  • Contract: managing the lifecycle of contracts associated with the Digital Products and other data objects within the Digital Product Backbone (such as license records in the asset administration)

  • Purchase Order: related to the Digital Product Backbone and other activities such as Scope Agreements or Portfolio epics

10.5. Intelligence & Reporting Function

The Intelligence & Reporting function provides data management, analytics, and reporting to support the various functional components within the Digital Value Network.

A data-driven approach is needed to manage the new digital ecosystem, providing insight, transparency, and traceability for continuous improvement. This function provides a consolidated view of the data provided by the different functional components in the Digital Value Network. The context of the data is provided by the Digital Product Backbone.

The Intelligence & Reporting function typically leverages the company-wide data analytics and reporting functionality (such as data lake or reporting tools). However, for managing Digital Products, specific Intelligence & Reporting solutions need to be implemented and configured. The Intelligence & Reporting function for example the following sub-functions or features:

  • Define and manage key metrics and KPIs (such as those related to value, risk, cost, compliance, and user experience)

  • Publish a standard data catalog and associated definitions (and master data sources)

  • Define data governance and data ownership

  • Collect and consolidate data from the various functional components (e.g., into a data lake or operational data store)

  • Provide data analytics and reporting functionality

  • Support the various functional components in their reporting and analytics needs (e.g., service level reporting for the Service Contracts)

Examples of information managed by the Intelligence & Reporting function are:

  • Metrics and KPI

  • Reports (e.g., service level reports)

10.6. Collaboration & Communication Function

The Collaboration & Communication function supports many other IT4IT Functional Components by enabling optimal collaboration and communication between the various stakeholders and parties within the ecosystem. This includes internal and external collaboration with all parties in the digital ecosystem.

In a modern digital work environment it is essential that all people and teams work together in a transparent way, with a high visibility of work and maximum support from the right collaboration tools. Most of these collaboration tools are part of enterprise-wide collaboration tools (including email, chat, collaboration and communication platforms, etc.).

The Collaboration & Communication function contains various functional components to support for example:

  • Online collaboration (such as Slack™, Cisco WebEx®, Microsoft Teams™, etc.)

  • Email and chat

  • Alerting and notification systems (information stakeholders in cases of critical issues)
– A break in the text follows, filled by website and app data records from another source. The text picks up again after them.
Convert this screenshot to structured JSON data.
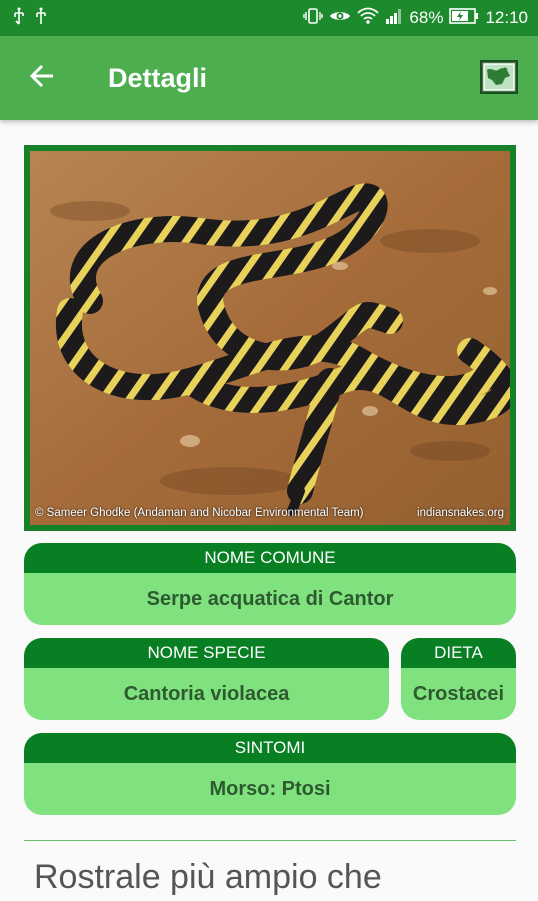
{
  "status_bar": {
    "battery": "68%",
    "time": "12:10",
    "icons": [
      "usb-icon",
      "usb-icon",
      "vibrate-icon",
      "eye-icon",
      "wifi-icon",
      "signal-icon",
      "battery-icon"
    ]
  },
  "app_bar": {
    "title": "Dettagli",
    "back_icon": "arrow-back-icon",
    "map_icon": "map-icon"
  },
  "photo": {
    "credit_left": "© Sameer Ghodke (Andaman and Nicobar Environmental Team)",
    "credit_right": "indiansnakes.org"
  },
  "cards": {
    "common_name": {
      "header": "NOME COMUNE",
      "value": "Serpe acquatica di Cantor"
    },
    "species_name": {
      "header": "NOME SPECIE",
      "value": "Cantoria violacea"
    },
    "diet": {
      "header": "DIETA",
      "value": "Crostacei"
    },
    "symptoms": {
      "header": "SINTOMI",
      "value": "Morso: Ptosi"
    }
  },
  "description": "Rostrale più ampio che",
  "colors": {
    "status_bar": "#1e8a2e",
    "app_bar": "#4cae4f",
    "card_header": "#087f23",
    "card_body": "#80e27e",
    "card_text": "#2e5a30"
  }
}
This function maintains the different communication channels, involved stakeholders, and their communication preferences. This function needs to be tightly integrated with functional components within the digital enterprise, such as:

  • Publish status updates of new builds, test results, and releases to stakeholders

  • Provide alerting/notification in case of Incidents and support major Incident collaboration

  • Event notification or alerting (for stakeholders to subscribe to relevant Events)

  • Support collaboration between teams to resolve Incidents and Problems